Reading this on your phone or tablet? Download our new app on Google Play and the Apple store.
LIVINGSTON COUNTY – A now four-time convicted felon and self-professed ‘professional’ drug dealer will be off to prison once again following sentencing in county court Tuesday morning for Grand Larceny in the Fourth Degree following the theft of a shotgun from a woman he says owed him money for drugs.
Christopher Bricks, 29, was sentenced to 2 to 4 years with 1 year concurrent, to be served at the same time, in prison as a second-felony offender after a February jury trial that left him acquitted of a Burglary charge but convicted of Grand Larceny in the Fourth Degree and Criminal Possession of a Weapon, and District Attorney Greg McCaffrey said that he was ‘personally offended’ by the laws laws limiting this sentence.
“I personally find it offensive that a convicted felon flaunting his crimes in your court, saying that it is better for business to send someone else to Rochester for drugs because they are cheaper and he can mark them up for sale to the residents of this county, is somehow ineligible by law for life incarceration,” said DA McCaffrey. “Chris Bricks belongs in state prison.”
A jury found that Bricks went into the home of Dawn Laforce, 53, in Dansville and removed a shotgun which he valued at approximately $300, saying that LaForce had given him permission to take it as payment for two ‘8-balls,’ amounting 7 grams, of cocaine that he sold to her. Bricks’ attorney, John Darpino with the Public Defender’s Office, said that the DA is misconstruing Bricks’ brutal honesty as ‘flaunting.’
“I would like to differ from Mr. McCaffrey,” said Darpino. “[Mr. Bricks] testified on his own behalf and was brutally honest. I have found him to be likeable, agreeable, and an intelligent man.”
LaForce was arrested for her apparent involvement with Bricks as a drug dealer while the investigation was still ongoing, and currently has a motion date for a felony drug charge.
Bricks seemed confused by the sentence and asked how he could be innocent of Burglary but still guilty of other crimes committed in the house.

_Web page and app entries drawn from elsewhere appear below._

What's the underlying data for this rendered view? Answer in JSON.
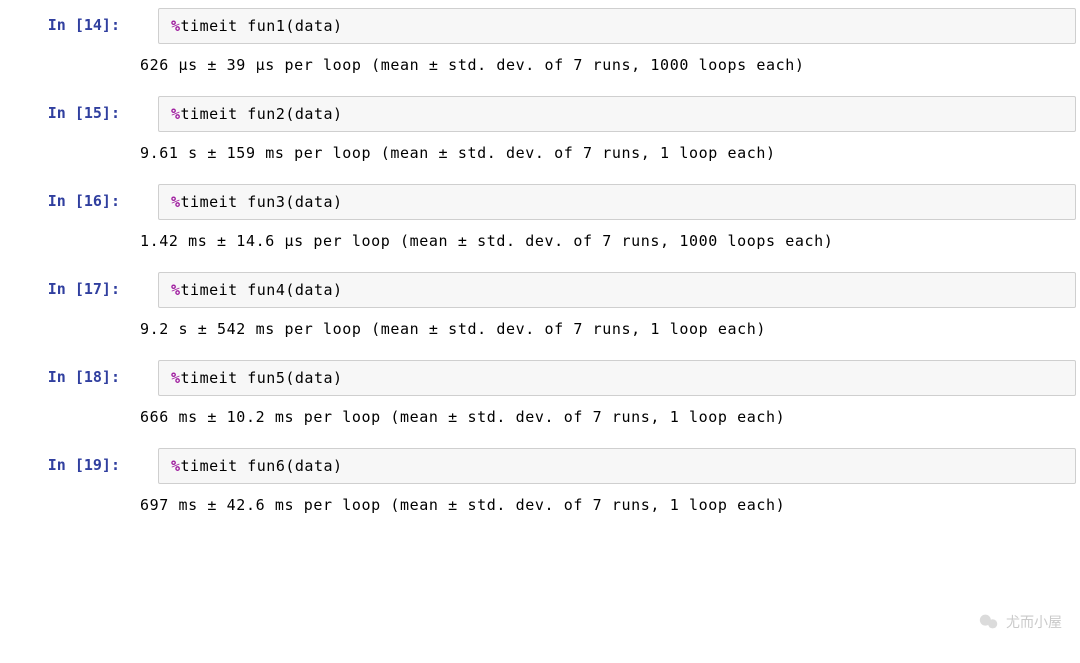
{
  "cells": [
    {
      "prompt": "In [14]:",
      "magic": "%",
      "cmd": "timeit",
      "func": "fun1",
      "arg": "data",
      "output": "626 µs ± 39 µs per loop (mean ± std. dev. of 7 runs, 1000 loops each)"
    },
    {
      "prompt": "In [15]:",
      "magic": "%",
      "cmd": "timeit",
      "func": "fun2",
      "arg": "data",
      "output": "9.61 s ± 159 ms per loop (mean ± std. dev. of 7 runs, 1 loop each)"
    },
    {
      "prompt": "In [16]:",
      "magic": "%",
      "cmd": "timeit",
      "func": "fun3",
      "arg": "data",
      "output": "1.42 ms ± 14.6 µs per loop (mean ± std. dev. of 7 runs, 1000 loops each)"
    },
    {
      "prompt": "In [17]:",
      "magic": "%",
      "cmd": "timeit",
      "func": "fun4",
      "arg": "data",
      "output": "9.2 s ± 542 ms per loop (mean ± std. dev. of 7 runs, 1 loop each)"
    },
    {
      "prompt": "In [18]:",
      "magic": "%",
      "cmd": "timeit",
      "func": "fun5",
      "arg": "data",
      "output": "666 ms ± 10.2 ms per loop (mean ± std. dev. of 7 runs, 1 loop each)"
    },
    {
      "prompt": "In [19]:",
      "magic": "%",
      "cmd": "timeit",
      "func": "fun6",
      "arg": "data",
      "output": "697 ms ± 42.6 ms per loop (mean ± std. dev. of 7 runs, 1 loop each)"
    }
  ],
  "watermark": "尤而小屋"
}
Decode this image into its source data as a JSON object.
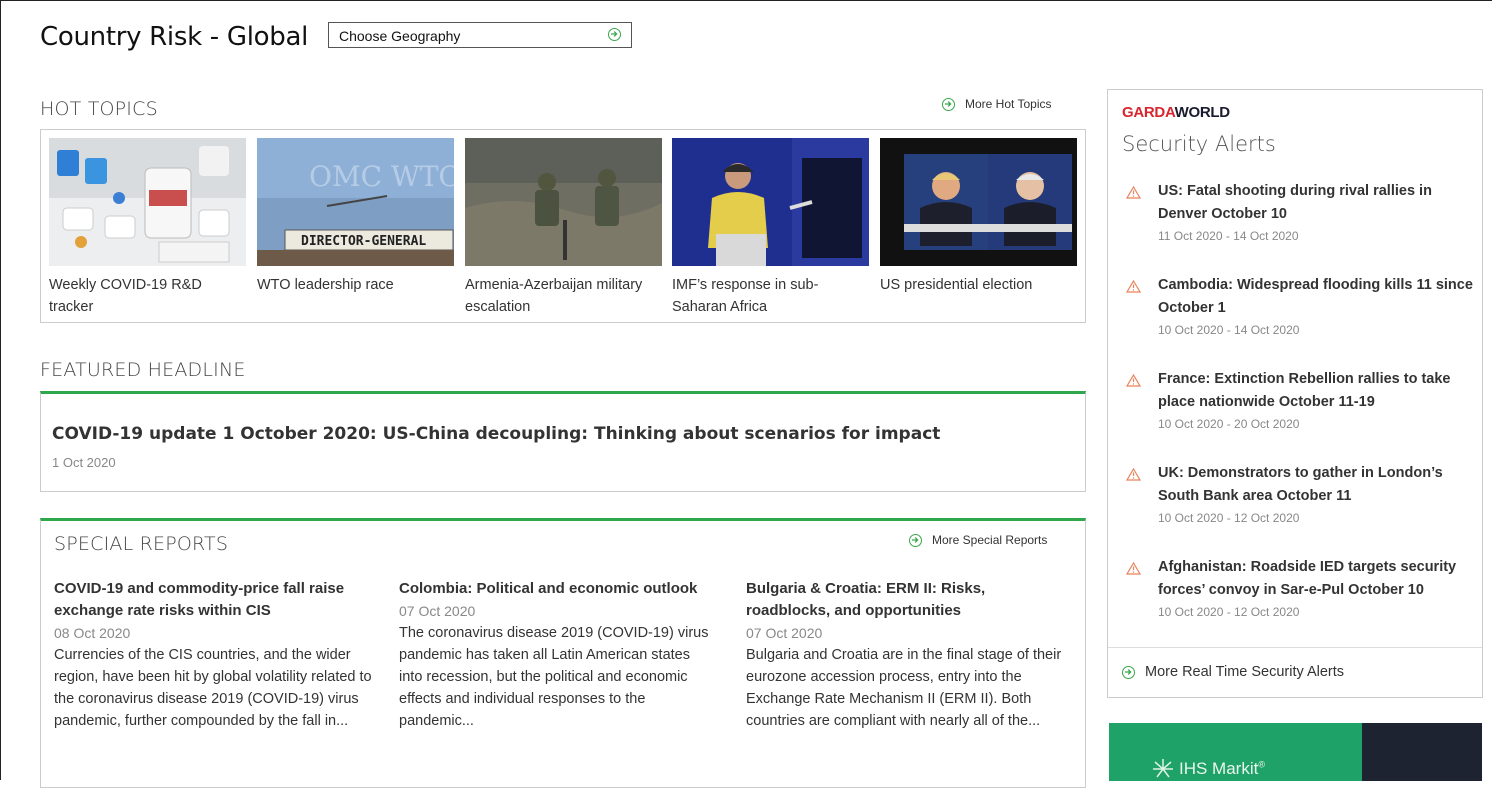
{
  "header": {
    "title": "Country Risk - Global",
    "geography_label": "Choose Geography"
  },
  "hot_topics": {
    "heading": "HOT TOPICS",
    "more_label": "More Hot Topics",
    "items": [
      {
        "caption": "Weekly COVID-19 R&D tracker"
      },
      {
        "caption": "WTO leadership race",
        "sign_text": "DIRECTOR-GENERAL",
        "bg_text": "OMC WTO"
      },
      {
        "caption": "Armenia-Azerbaijan military escalation"
      },
      {
        "caption": "IMF’s response in sub-Saharan Africa"
      },
      {
        "caption": "US presidential election"
      }
    ]
  },
  "featured": {
    "heading": "FEATURED HEADLINE",
    "title": "COVID-19 update 1 October 2020: US-China decoupling: Thinking about scenarios for impact",
    "date": "1 Oct 2020"
  },
  "special_reports": {
    "heading": "SPECIAL REPORTS",
    "more_label": "More Special Reports",
    "items": [
      {
        "title": "COVID-19 and commodity-price fall raise exchange rate risks within CIS",
        "date": "08 Oct 2020",
        "summary": "Currencies of the CIS countries, and the wider region, have been hit by global volatility related to the coronavirus disease 2019 (COVID-19) virus pandemic, further compounded by the fall in..."
      },
      {
        "title": "Colombia: Political and economic outlook",
        "date": "07 Oct 2020",
        "summary": "The coronavirus disease 2019 (COVID-19) virus pandemic has taken all Latin American states into recession, but the political and economic effects and individual responses to the pandemic..."
      },
      {
        "title": "Bulgaria & Croatia: ERM II: Risks, roadblocks, and opportunities",
        "date": "07 Oct 2020",
        "summary": "Bulgaria and Croatia are in the final stage of their eurozone accession process, entry into the Exchange Rate Mechanism II (ERM II). Both countries are compliant with nearly all of the..."
      }
    ]
  },
  "sidebar": {
    "logo_red": "GARDA",
    "logo_dark": "WORLD",
    "heading": "Security Alerts",
    "alerts": [
      {
        "title": "US: Fatal shooting during rival rallies in Denver October 10",
        "dates": "11 Oct 2020 - 14 Oct 2020"
      },
      {
        "title": "Cambodia: Widespread flooding kills 11 since October 1",
        "dates": "10 Oct 2020 - 14 Oct 2020"
      },
      {
        "title": "France: Extinction Rebellion rallies to take place nationwide October 11-19",
        "dates": "10 Oct 2020 - 20 Oct 2020"
      },
      {
        "title": "UK: Demonstrators to gather in London’s South Bank area October 11",
        "dates": "10 Oct 2020 - 12 Oct 2020"
      },
      {
        "title": "Afghanistan: Roadside IED targets security forces’ convoy in Sar-e-Pul October 10",
        "dates": "10 Oct 2020 - 12 Oct 2020"
      }
    ],
    "more_label": "More Real Time Security Alerts"
  },
  "ad": {
    "text": "IHS Markit",
    "mark": "®"
  },
  "colors": {
    "accent_green": "#2ea84a",
    "alert_orange": "#e8825a",
    "garda_red": "#d7262e",
    "ad_green": "#1fa267"
  },
  "icons": {
    "circle_arrow": "circle-arrow-icon",
    "warning": "warning-triangle-icon"
  }
}
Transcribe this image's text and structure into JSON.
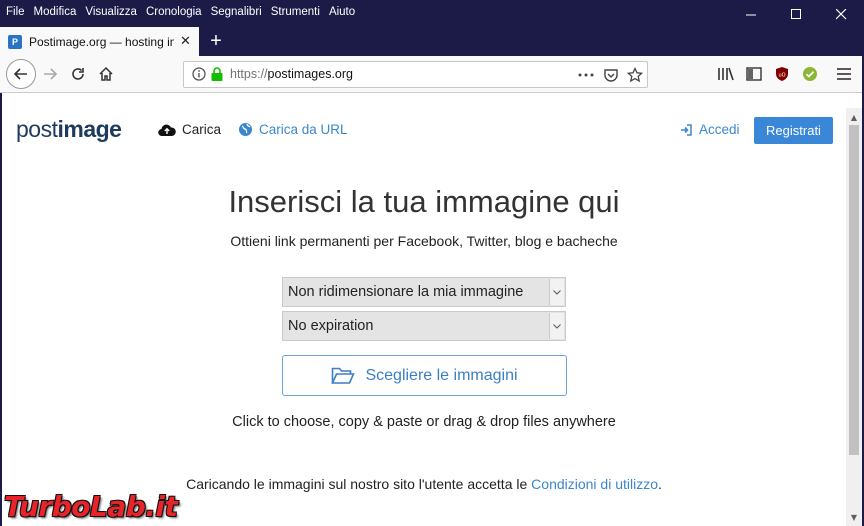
{
  "browser": {
    "menu": [
      "File",
      "Modifica",
      "Visualizza",
      "Cronologia",
      "Segnalibri",
      "Strumenti",
      "Aiuto"
    ],
    "tab_title": "Postimage.org — hosting imma",
    "favicon_letter": "P",
    "url_protocol": "https://",
    "url_host": "postimages.org",
    "window_controls": [
      "minimize-icon",
      "maximize-icon",
      "close-icon"
    ]
  },
  "site": {
    "logo_light": "post",
    "logo_bold": "image",
    "nav": {
      "carica": "Carica",
      "carica_url": "Carica da URL",
      "accedi": "Accedi",
      "registrati": "Registrati"
    },
    "headline": "Inserisci la tua immagine qui",
    "subheadline": "Ottieni link permanenti per Facebook, Twitter, blog e bacheche",
    "resize_select": "Non ridimensionare la mia immagine",
    "expiration_select": "No expiration",
    "choose_button": "Scegliere le immagini",
    "hint": "Click to choose, copy & paste or drag & drop files anywhere",
    "terms_prefix": "Caricando le immagini sul nostro sito l'utente accetta le ",
    "terms_link": "Condizioni di utilizzo",
    "terms_suffix": "."
  },
  "colors": {
    "titlebar": "#1c1b48",
    "accent": "#3a87d8",
    "link": "#3b87cc"
  },
  "watermark": "TurboLab.it"
}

“I believe I’m innocent,” said Bricks. “I don’t think I committed any felonies and shouldn’t get any prison time.”
DA McCaffrey explained that while the sentence is smaller than he thinks justice calls for, the judge gave the maximum sentence and was limited by the law. The judge could not sentence Bricks to life imprisonment due to the language of the law regarding ‘persistent felon’ treatment, which can translate to life imprisonment sentences.
“To be eligible for persistent felon treatment, a defendant has to have two prior felonies for which they served more than one year in state prison, which Bricks has done,” said DA McCaffrey. “But there are case laws that say that you have to be sentenced on these convictions for them to count. The way Brick’s record has played out, he has three prior felonies, one of which he only did local jail time. In 2005, he was arrested for another felony and pled guilty but committed another felony before being sentenced on the first. It is very frustrating, but the law says those only count as one felony, and he is ineligible for a life sentence for this fourth felony.”
Judge Robert Wiggins said that though Bricks did the right thing by going to trial, his testimony at trial to selling cocaine in Livingston County was indeed insulting.
“Clearly you and your attorney for you made the right choice by going to trial,” said Judge Wiggins. “But this court was insulted by your testimony, hearing about your so-called ‘business’ of selling illegal drugs.”
After sentencing Judge Wiggins and Bricks wished each other well before Bricks was taken back to the jail to await the prison van.
“Best of luck to you, sir,” said Judge Wiggins.
“And to you,” said Bricks.
PHOTO CAPTION: (Photo/Livingston County Sheriff’s Office)